Renown Novelist and Poet John Updike Dies Aged 76
John Updike, one of the greatest novelists of his age, passed away Tuesday at the age of 76. Updike's novels and detailed dissections of the soul of post-World War II middle America, placed him at the very pinnacle of his profession.
Works such as Couples and the Rabbit series chronicled the obsessions, passions and anxieties of three generations, reported the BBC.
Often controversial, he remained at the cutting edge of literature into his 70s and, with his most celebrated character, Harold "Rabbit" Angstrom, he found an authentic 20th-Century everyman.

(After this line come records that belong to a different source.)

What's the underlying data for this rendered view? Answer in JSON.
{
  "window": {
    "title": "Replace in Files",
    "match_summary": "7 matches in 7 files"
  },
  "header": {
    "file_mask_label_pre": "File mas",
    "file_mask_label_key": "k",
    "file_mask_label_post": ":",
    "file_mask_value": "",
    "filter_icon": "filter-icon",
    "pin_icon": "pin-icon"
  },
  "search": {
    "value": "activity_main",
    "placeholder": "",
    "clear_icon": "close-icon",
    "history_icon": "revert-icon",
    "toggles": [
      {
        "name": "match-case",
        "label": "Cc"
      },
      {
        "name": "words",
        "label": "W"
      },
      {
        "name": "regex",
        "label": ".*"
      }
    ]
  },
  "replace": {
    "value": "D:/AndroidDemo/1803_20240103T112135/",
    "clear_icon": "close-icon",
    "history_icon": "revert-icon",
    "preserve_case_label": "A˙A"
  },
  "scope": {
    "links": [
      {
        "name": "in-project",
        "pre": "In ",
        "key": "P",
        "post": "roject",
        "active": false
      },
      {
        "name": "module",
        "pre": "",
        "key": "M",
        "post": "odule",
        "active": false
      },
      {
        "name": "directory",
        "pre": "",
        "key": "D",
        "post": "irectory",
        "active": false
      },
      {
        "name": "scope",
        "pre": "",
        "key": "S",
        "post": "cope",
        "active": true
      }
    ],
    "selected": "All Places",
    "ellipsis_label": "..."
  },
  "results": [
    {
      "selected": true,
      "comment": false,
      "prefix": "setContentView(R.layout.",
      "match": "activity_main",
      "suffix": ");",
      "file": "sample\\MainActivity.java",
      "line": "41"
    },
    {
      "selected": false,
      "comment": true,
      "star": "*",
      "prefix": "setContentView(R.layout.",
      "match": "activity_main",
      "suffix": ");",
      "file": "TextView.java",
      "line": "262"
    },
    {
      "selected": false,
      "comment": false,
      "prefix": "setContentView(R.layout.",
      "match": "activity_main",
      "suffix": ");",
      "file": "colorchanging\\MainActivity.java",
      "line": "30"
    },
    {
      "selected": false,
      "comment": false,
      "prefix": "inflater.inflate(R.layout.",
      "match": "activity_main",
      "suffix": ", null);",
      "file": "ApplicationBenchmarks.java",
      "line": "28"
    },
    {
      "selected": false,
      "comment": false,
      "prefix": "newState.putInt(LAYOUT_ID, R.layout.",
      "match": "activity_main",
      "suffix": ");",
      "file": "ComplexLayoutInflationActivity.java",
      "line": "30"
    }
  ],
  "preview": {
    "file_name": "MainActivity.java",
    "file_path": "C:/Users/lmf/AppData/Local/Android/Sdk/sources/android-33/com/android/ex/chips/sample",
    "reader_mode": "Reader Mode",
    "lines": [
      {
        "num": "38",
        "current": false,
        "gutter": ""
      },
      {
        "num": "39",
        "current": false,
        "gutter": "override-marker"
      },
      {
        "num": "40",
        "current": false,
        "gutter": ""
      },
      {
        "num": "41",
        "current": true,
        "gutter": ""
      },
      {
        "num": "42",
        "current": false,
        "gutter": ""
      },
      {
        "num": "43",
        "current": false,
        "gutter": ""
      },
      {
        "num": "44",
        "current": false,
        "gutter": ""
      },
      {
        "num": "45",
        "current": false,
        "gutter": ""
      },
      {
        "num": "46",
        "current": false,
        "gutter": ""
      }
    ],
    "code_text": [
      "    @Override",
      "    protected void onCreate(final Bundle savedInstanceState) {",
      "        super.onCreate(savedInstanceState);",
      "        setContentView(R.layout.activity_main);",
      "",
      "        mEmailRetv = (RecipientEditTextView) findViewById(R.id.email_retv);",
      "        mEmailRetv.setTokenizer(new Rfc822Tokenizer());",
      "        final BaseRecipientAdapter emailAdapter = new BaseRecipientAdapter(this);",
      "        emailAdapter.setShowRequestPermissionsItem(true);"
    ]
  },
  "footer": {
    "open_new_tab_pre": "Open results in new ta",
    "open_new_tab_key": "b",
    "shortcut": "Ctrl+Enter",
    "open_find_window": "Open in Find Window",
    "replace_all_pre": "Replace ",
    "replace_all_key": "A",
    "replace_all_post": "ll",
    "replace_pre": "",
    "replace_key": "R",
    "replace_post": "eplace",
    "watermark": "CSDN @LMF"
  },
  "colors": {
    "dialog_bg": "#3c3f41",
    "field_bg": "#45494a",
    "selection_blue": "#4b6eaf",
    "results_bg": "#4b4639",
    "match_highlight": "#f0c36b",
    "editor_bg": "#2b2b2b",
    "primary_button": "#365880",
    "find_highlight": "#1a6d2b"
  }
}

The son of a schoolmaster, John Updike was born in Pennsylvania in March 1932 and, after attending Harvard, spent a year in the UK, as a student at the Ruskin School of Drawing and Fine Art at Oxford.
Later he joined the staff of the New Yorker magazine, to which he contributed numerous poems, essays and short stories.
Updike's first novel, The Poorhouse Fair, was published in 1959, to mixed, but generally favourable, reviews.
The following year, though, saw the publication of the book which established him as one of the greatest novelists of his age.
Rabbit, Run marked the debut of his most enduring, if not endearing, character, Harold "Rabbit" Angstrom.
During the mid-60s, works such as The Centaur and Of the Farm brought Updike critical acclaim but Couples, published in 1968, gave him his first popular success.
Though the author does not hesitate to give detailed descriptions of sexual intercourse, he does so with a lucidity and reverence that is completely removed from pornography.
Altogether, John Updike published more than 50 novels: one of his novels about Harold Angstrom, Rabbit is Rich, won the 1982 Pulitzer Prize for fiction, while Rabbit at Rest won in 1993.
Though often berated by critics for his seeming obsession with golf and sex, it is his mastery of the English language, its nuances, vagueries and sheer beauty, which brought John Updike millions of admirers.